Stored data
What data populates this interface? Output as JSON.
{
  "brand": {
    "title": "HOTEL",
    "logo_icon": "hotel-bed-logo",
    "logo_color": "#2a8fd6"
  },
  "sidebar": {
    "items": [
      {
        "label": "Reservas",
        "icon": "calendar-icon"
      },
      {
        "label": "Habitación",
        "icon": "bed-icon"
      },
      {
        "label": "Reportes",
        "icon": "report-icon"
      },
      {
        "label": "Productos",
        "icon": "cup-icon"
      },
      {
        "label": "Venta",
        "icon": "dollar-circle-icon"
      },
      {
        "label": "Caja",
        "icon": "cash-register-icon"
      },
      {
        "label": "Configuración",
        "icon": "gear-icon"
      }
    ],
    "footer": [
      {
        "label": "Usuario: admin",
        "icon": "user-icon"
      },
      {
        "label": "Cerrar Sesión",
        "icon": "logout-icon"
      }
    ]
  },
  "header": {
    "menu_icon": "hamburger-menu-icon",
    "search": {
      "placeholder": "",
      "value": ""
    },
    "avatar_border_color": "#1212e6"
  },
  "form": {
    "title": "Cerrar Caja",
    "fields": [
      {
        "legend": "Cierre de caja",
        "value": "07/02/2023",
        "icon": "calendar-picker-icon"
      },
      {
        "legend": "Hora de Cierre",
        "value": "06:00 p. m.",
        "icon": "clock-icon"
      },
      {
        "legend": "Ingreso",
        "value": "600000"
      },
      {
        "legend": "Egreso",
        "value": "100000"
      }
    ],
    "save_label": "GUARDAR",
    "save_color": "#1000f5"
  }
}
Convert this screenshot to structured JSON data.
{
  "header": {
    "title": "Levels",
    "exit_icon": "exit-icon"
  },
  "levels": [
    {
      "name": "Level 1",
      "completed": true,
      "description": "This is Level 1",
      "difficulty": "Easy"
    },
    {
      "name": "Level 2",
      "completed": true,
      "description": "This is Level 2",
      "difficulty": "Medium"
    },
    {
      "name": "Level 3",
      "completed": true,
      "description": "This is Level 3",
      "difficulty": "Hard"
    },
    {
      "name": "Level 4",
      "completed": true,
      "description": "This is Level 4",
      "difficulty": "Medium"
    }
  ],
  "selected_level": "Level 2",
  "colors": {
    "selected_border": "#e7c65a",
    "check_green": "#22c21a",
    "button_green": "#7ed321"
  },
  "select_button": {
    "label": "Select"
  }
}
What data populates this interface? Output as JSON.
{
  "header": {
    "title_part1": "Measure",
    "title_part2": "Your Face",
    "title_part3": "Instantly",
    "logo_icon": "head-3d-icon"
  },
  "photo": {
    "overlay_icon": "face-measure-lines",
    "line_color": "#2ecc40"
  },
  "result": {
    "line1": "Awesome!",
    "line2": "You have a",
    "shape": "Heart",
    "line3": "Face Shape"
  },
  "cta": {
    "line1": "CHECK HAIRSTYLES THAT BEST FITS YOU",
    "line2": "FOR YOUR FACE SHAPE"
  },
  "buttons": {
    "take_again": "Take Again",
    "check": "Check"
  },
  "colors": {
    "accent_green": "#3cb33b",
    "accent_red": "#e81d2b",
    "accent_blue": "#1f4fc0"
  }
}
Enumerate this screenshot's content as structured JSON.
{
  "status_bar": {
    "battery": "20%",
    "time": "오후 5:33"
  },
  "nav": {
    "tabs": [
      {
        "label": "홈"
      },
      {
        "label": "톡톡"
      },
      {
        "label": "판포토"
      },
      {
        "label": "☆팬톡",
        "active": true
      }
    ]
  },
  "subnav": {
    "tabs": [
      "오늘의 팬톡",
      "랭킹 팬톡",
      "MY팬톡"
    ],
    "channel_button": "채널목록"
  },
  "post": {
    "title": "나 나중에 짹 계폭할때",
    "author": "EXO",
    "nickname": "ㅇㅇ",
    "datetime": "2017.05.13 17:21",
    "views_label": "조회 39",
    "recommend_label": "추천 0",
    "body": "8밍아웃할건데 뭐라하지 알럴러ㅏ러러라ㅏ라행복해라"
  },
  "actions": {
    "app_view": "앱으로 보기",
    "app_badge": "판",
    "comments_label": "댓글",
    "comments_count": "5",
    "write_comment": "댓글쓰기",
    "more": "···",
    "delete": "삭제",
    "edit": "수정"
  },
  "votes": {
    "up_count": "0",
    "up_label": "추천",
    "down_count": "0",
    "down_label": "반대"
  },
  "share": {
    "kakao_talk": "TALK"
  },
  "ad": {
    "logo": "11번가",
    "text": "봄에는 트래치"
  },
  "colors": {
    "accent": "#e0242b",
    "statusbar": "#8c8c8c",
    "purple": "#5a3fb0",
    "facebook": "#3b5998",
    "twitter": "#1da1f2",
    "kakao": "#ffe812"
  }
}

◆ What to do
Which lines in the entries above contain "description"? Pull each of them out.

◆ Task output
      "description": "This is Level 1",
      "description": "This is Level 2",
      "description": "This is Level 3",
      "description": "This is Level 4",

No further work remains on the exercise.